This news was greeted with controversy and has had to be subsequently justified in terms of developing defences against such an antigenic shift occurring in the wild.
Antigenic shift is a major and abrupt genetic reassortment, made possible when two subtypes exchange genetic material.
Antigenic shift results when a new Influenza A subtype to which most people have little or no immune protection infects humans.
It is possible that cross-species transmission could lead to an antigenic shift, whereby avian and human strains of influenza virus that are circulating at the same time swap genetic material, resulting in a novel, more virulent subtype.
Antigenic shift is caused by a major reassortment of the genome, in which 2 different influenza A viruses, one human and one avian, each with a different hemagglutinin, infect a common host with resulting transfer of genetic material.

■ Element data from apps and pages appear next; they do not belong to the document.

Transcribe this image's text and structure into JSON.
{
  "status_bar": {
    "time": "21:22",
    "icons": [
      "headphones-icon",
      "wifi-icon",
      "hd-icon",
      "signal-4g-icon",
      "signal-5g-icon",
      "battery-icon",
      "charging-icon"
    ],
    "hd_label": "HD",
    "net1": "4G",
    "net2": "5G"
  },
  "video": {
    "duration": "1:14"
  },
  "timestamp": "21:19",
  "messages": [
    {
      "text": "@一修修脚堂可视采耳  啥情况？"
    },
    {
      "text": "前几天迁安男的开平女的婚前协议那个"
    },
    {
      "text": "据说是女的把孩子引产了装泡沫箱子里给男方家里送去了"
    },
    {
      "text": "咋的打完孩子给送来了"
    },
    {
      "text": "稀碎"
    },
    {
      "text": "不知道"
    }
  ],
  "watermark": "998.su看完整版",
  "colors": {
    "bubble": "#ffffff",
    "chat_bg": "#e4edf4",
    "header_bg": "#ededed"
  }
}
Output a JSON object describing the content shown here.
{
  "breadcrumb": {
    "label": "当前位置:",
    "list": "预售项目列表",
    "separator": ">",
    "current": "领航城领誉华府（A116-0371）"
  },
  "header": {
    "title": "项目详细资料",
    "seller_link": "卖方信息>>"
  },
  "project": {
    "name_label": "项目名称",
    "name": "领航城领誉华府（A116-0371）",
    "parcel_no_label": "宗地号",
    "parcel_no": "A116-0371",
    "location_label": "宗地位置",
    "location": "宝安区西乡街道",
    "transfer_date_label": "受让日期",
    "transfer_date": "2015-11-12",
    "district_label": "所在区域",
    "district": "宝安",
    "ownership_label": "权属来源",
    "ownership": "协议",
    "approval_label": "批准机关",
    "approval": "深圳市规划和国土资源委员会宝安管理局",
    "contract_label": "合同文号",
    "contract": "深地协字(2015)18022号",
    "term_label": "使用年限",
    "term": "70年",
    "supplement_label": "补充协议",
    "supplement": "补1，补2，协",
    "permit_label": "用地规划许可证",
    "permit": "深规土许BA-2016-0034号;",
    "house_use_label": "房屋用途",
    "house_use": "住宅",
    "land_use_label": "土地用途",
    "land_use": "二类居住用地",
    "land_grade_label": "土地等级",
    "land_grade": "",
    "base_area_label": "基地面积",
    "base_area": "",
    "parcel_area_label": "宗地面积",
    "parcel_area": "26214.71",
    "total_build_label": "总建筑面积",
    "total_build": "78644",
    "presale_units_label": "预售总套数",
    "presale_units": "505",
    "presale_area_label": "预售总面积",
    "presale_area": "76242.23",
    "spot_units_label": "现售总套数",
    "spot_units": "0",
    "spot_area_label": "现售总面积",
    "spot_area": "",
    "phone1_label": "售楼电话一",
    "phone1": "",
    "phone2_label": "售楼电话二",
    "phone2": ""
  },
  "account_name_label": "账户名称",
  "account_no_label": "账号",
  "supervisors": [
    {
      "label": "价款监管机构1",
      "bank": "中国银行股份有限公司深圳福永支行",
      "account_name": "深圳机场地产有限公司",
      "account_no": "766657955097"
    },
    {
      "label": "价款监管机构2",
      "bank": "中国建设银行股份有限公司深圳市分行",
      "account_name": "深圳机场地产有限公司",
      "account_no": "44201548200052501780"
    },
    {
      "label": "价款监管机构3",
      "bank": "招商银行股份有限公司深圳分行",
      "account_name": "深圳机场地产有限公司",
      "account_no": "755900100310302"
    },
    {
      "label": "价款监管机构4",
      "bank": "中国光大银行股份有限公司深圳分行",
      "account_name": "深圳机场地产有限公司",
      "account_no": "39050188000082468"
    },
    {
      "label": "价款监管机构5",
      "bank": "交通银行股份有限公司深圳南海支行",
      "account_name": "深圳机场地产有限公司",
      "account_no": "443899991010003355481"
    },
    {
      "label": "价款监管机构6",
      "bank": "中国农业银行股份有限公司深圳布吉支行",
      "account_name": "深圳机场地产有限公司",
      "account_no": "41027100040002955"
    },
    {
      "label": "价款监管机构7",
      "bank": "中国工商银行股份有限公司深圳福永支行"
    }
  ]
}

More rarely, about every 25 years on average, a more serious antigenic shift occurs involving an exchange of gene segments between human and avian influenza viruses.
Both antigenic shift, involving minor antigenic changes in the HA and NA glycoproteins, and antigenic drift, involving major changes, have been described.
To make the person-to-person leap, the virus would need to undergo a molecular "change of clothes," a dramatic process known as an antigenic shift.